A comparison of the subtle qualities of the 'Less is more' and 'Isolate' presets. Left; original. Middle; 'Less is more' preset. Right; 'Isolate preset'.

To view just the model that Life is using to enhance the image, the 'Output Glow Only' parameter can be set to 'Yes'. Optionally this output can be used to manipulate the image later using the Layer module, or in a separate application.

The 'Strength' parameter governs the overall strength of the effect.

The 'Inherit Brightness, Color' parameter determines whether brightness or color information is inherited (and thus unchanged) from the source image.

The 'Saturation' parameter controls the colour saturation of the output model (viewable by setting 'Output Glow Only' to 'Yes'), before it is applied to the source image to generate the final output. This parameter can be quite effective for enhancing the color of nebulosity.

A computer-generated image of an Airy disk
A computer-generated image of an Airy disk. The grayscale intensities have been adjusted to enhance the brightness of the outer rings of the Airy pattern. Source: Wikipedia.

The 'Detail Preservation' parameter selects the detail preservation algorithm the Life module should use to merge the model with the source image to produce the output image;

  • Off - does not attempt to preserve any detail.
  • Min Distance to 1/2 Unity - uses the pixel that is closest to half unity (e.g. perfect gray).
  • Max Contrast - uses whatever pixel maximises contrast with its neighbouring pixels.
  • Linear Brightness Mask - uses a brightness mask that progressively masks-out brighter values until it uses the original values instead.
  • Linear Brightness Mask Darken - uses a brightness mask that progressively masks out brighter values. Only pixels that are darker than the original image are kept.

The 'Detail Preservation Radius' sets a filter radius that is used for smoothly blending processed and non-processed pixels, according to the algorithm specified by the 'Detail Preservation' parameter.

The 'Compositing Algorithm' parameter defines how the calculated diffraction model is to be generally combined with the original image:

  • Screen - works like projecting two images on the same screen.
  • Power of Inverse - Power of Inversed Pixels (PIP) function.
  • Multiply, Gamma Correct - multiplies foreground and background and then takes the square root.
  • Multiply, 2x Gamma Correct - similar to 'Multiply, Gamma Correct' but doubles the Gamma Correction.

The 'Airy Disk Sampling' parameter controls the accuracy of the point spread function (PSF) that describes the diffraction model (an Airy disk).

  • Default is 128 x 128 pixels. Range is 128 x 128, 256 x 256, 512 x 512 pixels.
  • Increasing this value will give a more accurate simulation but will take longer.

The 'Airy Disk Radius' parameter sets the radius of the Airy disk point spread function (PSF) that is used to diffract the light. Just like in nature, you may spot some (very) subtle rings around the stars after processing. The way this looks can be adjusted using this setting.

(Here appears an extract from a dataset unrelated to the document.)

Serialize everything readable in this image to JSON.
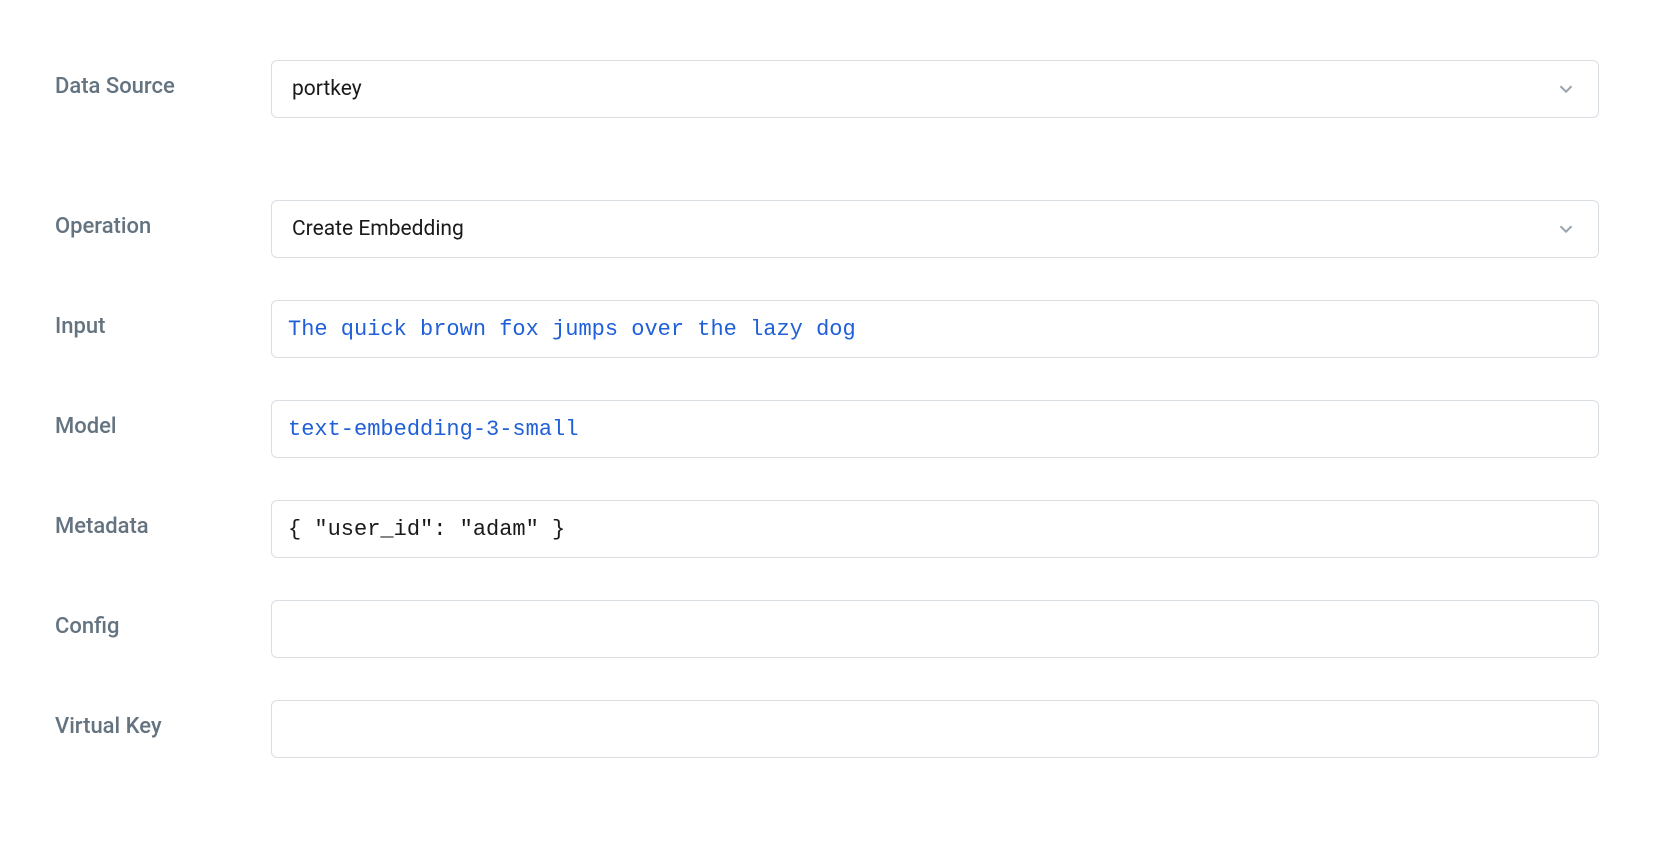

Finally, as with most modules in StarTools that employ masks, a 'Mask Fuzz' parameter is available to smoothly blend the transition between masked and non-masked pixels.